In September 2000, Democrats overtook Republicans in voter registration. This was a factor in Al Gore becoming the first Democratic presidential candidate to carry the county since 1944. John Kerry narrowly carried the county in 2004. In 2008, however, Orange County swung hard to Barack Obama, who won it by the largest margin for a Democrat since Roosevelt. In the years since, it has become one of the strongest Democratic bastions in Florida.
Since 2000, Republicans have yet to retake the advantage they once enjoyed. In the twelve years that followed, Democrats experienced a modest increase in their voter registration percentage from 41.40% to 42.73% of the electorate. Minor party voters also had modest growth, increasing from 2.17% to 2.37%. In contrast, Republicans experienced a sharp decrease in registered voters, sliding from 40.95% in 2000 down to 29.85% in 2012. The beneficiary of the Republican losses have been unaffiliated voters. The percentage of the electorate identifying as an unaffiliated voter increased from 15.47% to 25.06% during this same period.

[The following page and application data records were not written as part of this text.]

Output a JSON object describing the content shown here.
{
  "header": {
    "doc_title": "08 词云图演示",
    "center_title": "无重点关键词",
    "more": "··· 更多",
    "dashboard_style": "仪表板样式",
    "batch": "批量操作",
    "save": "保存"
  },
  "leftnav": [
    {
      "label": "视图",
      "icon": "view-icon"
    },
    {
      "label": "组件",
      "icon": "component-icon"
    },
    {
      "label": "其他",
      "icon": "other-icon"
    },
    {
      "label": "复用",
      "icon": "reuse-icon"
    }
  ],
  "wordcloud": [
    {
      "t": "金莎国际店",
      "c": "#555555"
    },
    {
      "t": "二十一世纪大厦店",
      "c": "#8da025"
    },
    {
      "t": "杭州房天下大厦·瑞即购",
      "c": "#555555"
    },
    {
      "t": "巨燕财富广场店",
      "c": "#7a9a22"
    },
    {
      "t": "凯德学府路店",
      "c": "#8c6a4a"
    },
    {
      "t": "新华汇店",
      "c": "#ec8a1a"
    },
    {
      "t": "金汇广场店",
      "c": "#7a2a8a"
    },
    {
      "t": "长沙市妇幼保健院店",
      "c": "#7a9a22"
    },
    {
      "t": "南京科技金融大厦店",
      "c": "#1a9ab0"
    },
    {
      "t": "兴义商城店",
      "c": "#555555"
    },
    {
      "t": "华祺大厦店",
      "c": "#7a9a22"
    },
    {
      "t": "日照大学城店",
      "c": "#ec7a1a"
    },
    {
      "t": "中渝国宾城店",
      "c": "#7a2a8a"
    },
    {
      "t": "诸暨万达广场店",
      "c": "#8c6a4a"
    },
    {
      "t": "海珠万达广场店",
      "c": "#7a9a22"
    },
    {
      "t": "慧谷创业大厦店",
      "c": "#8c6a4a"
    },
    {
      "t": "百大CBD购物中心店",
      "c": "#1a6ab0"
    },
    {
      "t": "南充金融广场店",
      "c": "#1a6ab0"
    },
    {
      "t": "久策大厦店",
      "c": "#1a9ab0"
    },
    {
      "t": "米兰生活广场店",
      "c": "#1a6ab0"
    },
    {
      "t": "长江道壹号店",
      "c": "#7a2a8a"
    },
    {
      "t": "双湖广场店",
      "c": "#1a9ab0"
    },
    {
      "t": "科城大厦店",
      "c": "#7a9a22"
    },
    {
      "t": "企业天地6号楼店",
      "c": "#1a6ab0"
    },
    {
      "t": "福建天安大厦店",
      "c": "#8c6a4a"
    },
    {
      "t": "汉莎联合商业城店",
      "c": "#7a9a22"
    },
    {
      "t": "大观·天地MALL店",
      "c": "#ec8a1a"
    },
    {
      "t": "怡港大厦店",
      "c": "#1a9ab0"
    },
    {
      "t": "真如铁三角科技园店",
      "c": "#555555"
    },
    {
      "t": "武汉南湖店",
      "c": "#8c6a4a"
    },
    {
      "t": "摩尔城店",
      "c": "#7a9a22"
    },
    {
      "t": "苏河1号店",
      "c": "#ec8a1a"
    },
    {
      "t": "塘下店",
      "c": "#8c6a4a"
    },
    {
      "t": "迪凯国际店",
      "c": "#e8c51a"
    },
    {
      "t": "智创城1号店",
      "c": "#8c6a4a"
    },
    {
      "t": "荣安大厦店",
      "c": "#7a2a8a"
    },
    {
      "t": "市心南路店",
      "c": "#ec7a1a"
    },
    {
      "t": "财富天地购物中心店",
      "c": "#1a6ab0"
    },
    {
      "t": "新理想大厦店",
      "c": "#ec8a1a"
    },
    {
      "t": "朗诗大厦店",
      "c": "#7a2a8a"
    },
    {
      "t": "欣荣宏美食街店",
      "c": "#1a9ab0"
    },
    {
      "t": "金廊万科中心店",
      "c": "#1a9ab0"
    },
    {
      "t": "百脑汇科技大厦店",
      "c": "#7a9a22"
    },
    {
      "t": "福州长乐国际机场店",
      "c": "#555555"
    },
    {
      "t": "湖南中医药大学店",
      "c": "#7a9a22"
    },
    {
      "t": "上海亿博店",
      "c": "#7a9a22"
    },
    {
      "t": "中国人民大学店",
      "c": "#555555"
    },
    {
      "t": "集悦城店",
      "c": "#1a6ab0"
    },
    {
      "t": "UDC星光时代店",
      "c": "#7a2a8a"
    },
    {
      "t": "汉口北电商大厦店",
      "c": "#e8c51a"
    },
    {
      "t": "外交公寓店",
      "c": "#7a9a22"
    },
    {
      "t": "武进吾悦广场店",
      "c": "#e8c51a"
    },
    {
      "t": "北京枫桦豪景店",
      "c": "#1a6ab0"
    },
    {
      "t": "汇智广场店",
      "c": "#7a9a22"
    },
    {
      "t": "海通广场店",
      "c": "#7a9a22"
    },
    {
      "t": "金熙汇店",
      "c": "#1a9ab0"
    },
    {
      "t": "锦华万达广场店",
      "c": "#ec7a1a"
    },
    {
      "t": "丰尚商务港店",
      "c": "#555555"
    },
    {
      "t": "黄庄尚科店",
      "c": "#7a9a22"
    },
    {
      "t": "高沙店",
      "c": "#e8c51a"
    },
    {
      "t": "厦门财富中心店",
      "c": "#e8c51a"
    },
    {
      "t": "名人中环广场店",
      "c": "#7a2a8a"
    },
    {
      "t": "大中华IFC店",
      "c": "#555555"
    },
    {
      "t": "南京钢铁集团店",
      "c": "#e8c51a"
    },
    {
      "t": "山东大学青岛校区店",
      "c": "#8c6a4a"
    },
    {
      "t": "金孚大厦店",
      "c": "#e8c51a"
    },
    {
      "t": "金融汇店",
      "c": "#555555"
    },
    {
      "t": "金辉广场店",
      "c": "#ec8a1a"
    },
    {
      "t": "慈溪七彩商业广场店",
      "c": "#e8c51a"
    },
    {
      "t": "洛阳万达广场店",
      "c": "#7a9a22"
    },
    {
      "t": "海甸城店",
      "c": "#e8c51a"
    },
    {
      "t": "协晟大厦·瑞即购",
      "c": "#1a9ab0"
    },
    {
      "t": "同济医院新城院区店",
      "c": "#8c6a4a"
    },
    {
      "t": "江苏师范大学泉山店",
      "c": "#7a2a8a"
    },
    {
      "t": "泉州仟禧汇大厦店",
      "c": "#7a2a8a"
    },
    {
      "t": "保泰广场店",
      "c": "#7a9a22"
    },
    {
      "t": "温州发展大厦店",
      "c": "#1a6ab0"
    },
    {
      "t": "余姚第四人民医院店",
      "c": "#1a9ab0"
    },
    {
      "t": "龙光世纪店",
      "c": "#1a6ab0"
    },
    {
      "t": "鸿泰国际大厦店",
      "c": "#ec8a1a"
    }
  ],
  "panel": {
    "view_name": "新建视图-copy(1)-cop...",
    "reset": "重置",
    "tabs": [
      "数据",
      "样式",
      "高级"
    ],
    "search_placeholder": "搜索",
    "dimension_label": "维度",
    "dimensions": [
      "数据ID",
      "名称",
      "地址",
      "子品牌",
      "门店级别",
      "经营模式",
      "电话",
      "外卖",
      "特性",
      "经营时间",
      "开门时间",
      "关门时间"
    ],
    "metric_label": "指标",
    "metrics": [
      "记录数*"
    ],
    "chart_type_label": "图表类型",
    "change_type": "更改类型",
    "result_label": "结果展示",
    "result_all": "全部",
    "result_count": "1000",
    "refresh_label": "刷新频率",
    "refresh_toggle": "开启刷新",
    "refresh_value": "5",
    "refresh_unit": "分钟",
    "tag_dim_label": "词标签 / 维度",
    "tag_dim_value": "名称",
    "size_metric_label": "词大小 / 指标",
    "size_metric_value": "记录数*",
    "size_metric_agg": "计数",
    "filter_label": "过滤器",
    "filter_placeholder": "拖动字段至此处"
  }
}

Orange County is one of two different counties in the entire nation to have voted for Al Gore in 2000 after voting for Dole in 1996, a distinction it shares with Charles County, Maryland.